┌─ Entries shown

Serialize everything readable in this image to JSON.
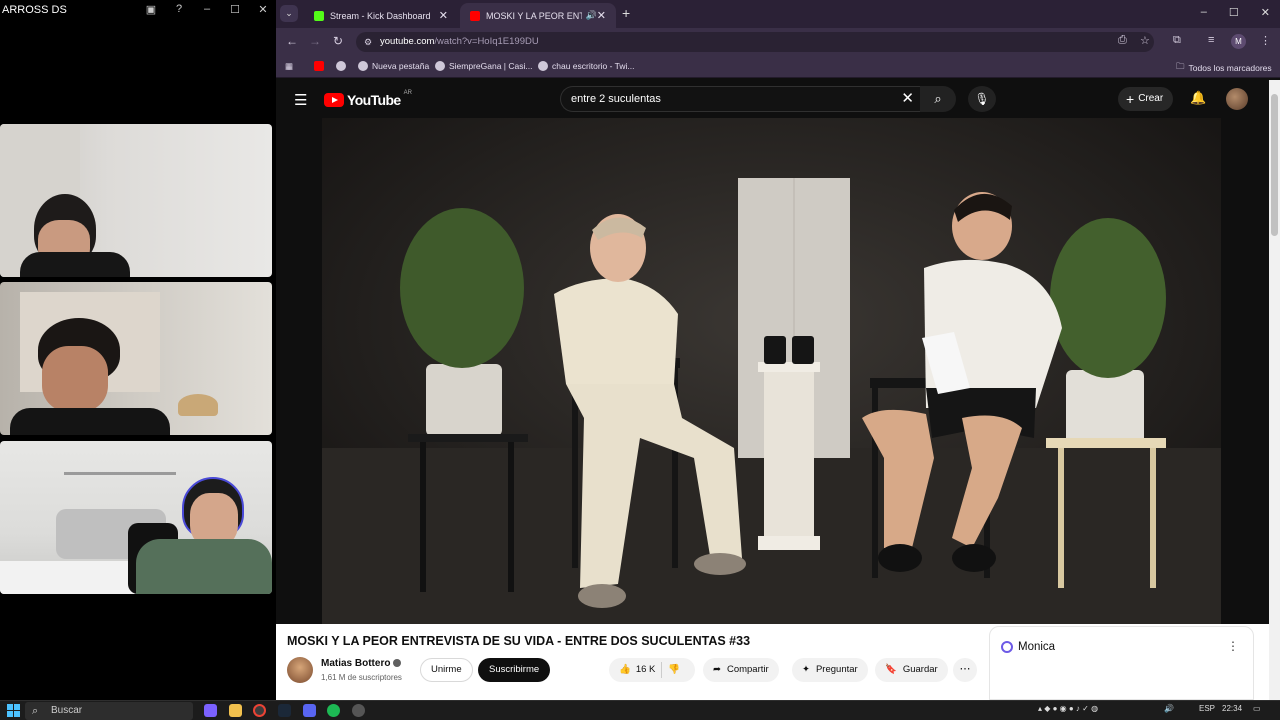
{
  "left_panel": {
    "title": "ARROSS DS"
  },
  "browser": {
    "tabs": [
      {
        "label": "Stream - Kick Dashboard",
        "favicon_color": "#53fc18"
      },
      {
        "label": "MOSKI Y LA PEOR ENTREVI",
        "favicon_color": "#ff0000"
      }
    ],
    "address": {
      "host": "youtube.com",
      "path": "/watch?v=HoIq1E199DU"
    },
    "profile_initial": "M",
    "bookmarks": [
      {
        "label": ""
      },
      {
        "label": ""
      },
      {
        "label": "Nueva pestaña"
      },
      {
        "label": "SiempreGana | Casi..."
      },
      {
        "label": "chau escritorio - Twi..."
      }
    ],
    "all_bookmarks": "Todos los marcadores"
  },
  "youtube": {
    "logo_text": "YouTube",
    "country_code": "AR",
    "search_query": "entre 2 suculentas",
    "create_label": "Crear",
    "video_title": "MOSKI Y LA PEOR ENTREVISTA DE SU VIDA - ENTRE DOS SUCULENTAS #33",
    "channel_name": "Matias Bottero",
    "subscribers": "1,61 M de suscriptores",
    "join_label": "Unirme",
    "subscribe_label": "Suscribirme",
    "likes": "16 K",
    "share_label": "Compartir",
    "ask_label": "Preguntar",
    "save_label": "Guardar",
    "side_panel_title": "Monica"
  },
  "taskbar": {
    "search_placeholder": "Buscar",
    "language": "ESP",
    "time": "22:34"
  },
  "colors": {
    "browser_tabbar": "#2b2136",
    "browser_toolbar": "#3a2f47",
    "youtube_red": "#ff0000",
    "youtube_bg": "#0f0f0f"
  }
}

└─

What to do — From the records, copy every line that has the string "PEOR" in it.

Answer —
        "label": "MOSKI Y LA PEOR ENTREVI",
    "video_title": "MOSKI Y LA PEOR ENTREVISTA DE SU VIDA - ENTRE DOS SUCULENTAS #33",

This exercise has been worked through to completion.